The IBA had delivered a 400-page report to the IOC which claimed to address the concerns.

Kremlev has repeatedly blamed former President CK Wu - the former IOC Executive Board member who led the governing body between 2006 and 2017 - for the organisation's troubles.

Wu was later banned for life by the IBA for "gross negligence and financial mismanagement" but has not been sanctioned by the IOC, which he left as a member in 2020, citing medical advice.

Last week, Kremlev claimed Wu should be "shot" for "destroying boxing" in comments that have been widely condemned, including by the IOC.

The Russian said expulsion would be a "grave historical mistake" and the IBA previously claimed that the recommendation to expel was "truly abhorrent and purely political".

However, despite consistently defending itself, the IBA did sack secretary general George Yerolimpos last week with  its fate already inevitable. 

Even before the Kremlev era, the IOC had been angered when the IBA appointed Uzbekistan's Gafur Rakhimov as President, a man with alleged links to heroin trafficking. 

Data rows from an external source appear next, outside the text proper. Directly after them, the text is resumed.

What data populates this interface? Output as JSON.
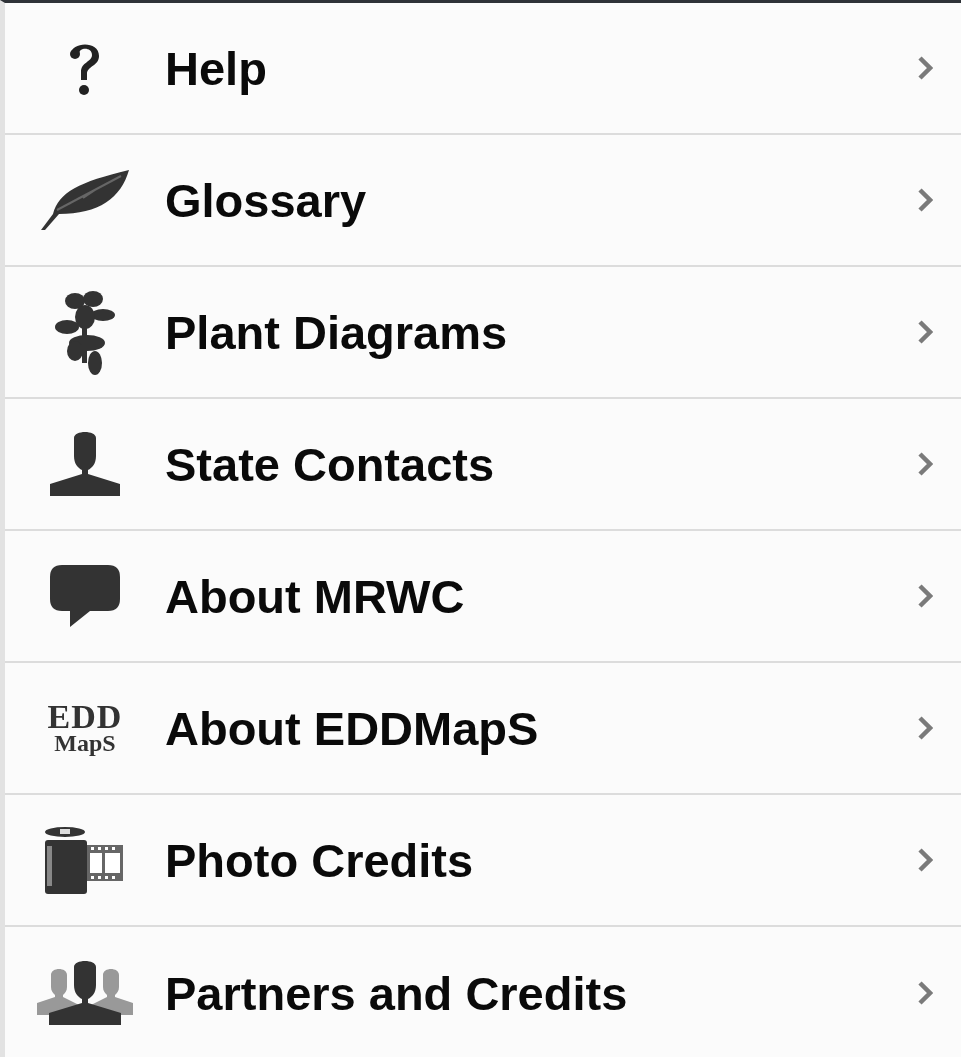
{
  "menu": [
    {
      "label": "Help"
    },
    {
      "label": "Glossary"
    },
    {
      "label": "Plant Diagrams"
    },
    {
      "label": "State Contacts"
    },
    {
      "label": "About MRWC"
    },
    {
      "label": "About EDDMapS",
      "logo_lines": [
        "EDD",
        "MapS"
      ]
    },
    {
      "label": "Photo Credits"
    },
    {
      "label": "Partners and Credits"
    }
  ]
}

De Kepper said not enough progress had been made between the IBA's suspension in 2019 and today, and conditions for reinstatement had not been met.

Thomas Bach at today's Extraordinary IOC Session ©IOC
Thomas Bach at today's Extraordinary IOC Session ©IOC

"The IBA failed to effectively implement in its practice and activities the principle of good governance," De Kepper said.

"In particular the requested drastic change in the governance culture did not occur.

"Therefore the IBA's evolution is still not sufficient to consider that the IBA's actual governance is effective in its practice and activities as set out in the roadmap."

Kremlev, who also caused controversy by allowing Russian and Belarusian athletes to compete under their own flags despite the invasion of Ukraine, has often pointed to the increased prize money on offer at IBA events as a reason to back his leadership.

But this set alarm bells off at the IOC due to a controversial sponsorship deal with gas giant Gazprom.

The IBA has claimed that it did not renew its deal with the Russian state-owned energy company after it finished at the end of last year, even though Kremlev had asked at the Congress in Abu Dhabi just a few weeks earlier whether members were happy for it to continue.

"All this contradictory information appears to be a sign of the IBA's lack of financial transparency and reliability," the IOC has noted.

A move by the IBA which requested partners Ernst & Young and PricewaterhouseCoopers to sign non-disclosure agreements, so information could not be shared, is also considered suspicious by those in Lausanne.

"With regards to financial security it has been noted that the IBA reduced its indebtedness," said De Kepper.

"However due to the constant cash flow issues, its ability to continue operating for the period beyond June 30, 2023 appears to be conditional on the IBA to find new sustainable sources of revenue.

"It is understood that IBA sources of revenues were primarily from the previous contract with Gazprom.

"So far no new sources of revenue were demonstrated by any new signed contracts.

"The absence of sustainable financing and the dependence on a state owned former sponsor has not been remedied which demonstrates that the IBA did not remedy its financial governance culture."

On refereeing and judging, De Kepper said the IBA did not take on board knowledge learnt by the IOC Task Force which ran the boxing tournament at Tokyo 2020 in the IBA's absence.

It followed huge judging scandals at Rio 2016.

De Kepper added that the IBA sent communications to national bodies which were in contradiction to the IOC's qualification system, which might have "jeopardised" the IOC's ability to stage boxing at Paris 2024.

This, De Kepper claimed, showed "disrespect" to the boxing community.

"The IOC has constantly and patiently tried to help in the three areas of concern," he said.

"There has been a constant lack of drastic evolution throughout the many years.

"It creates a situation of no return.

"The IBA was unable to provide the elements to allow the lifting of its suspension.

"It is not possible to reach any other conclusion than agree with the IOC's analysis.

"The situation is so serious that the only proportionate conclusion is to withdraw recognition of the IBA."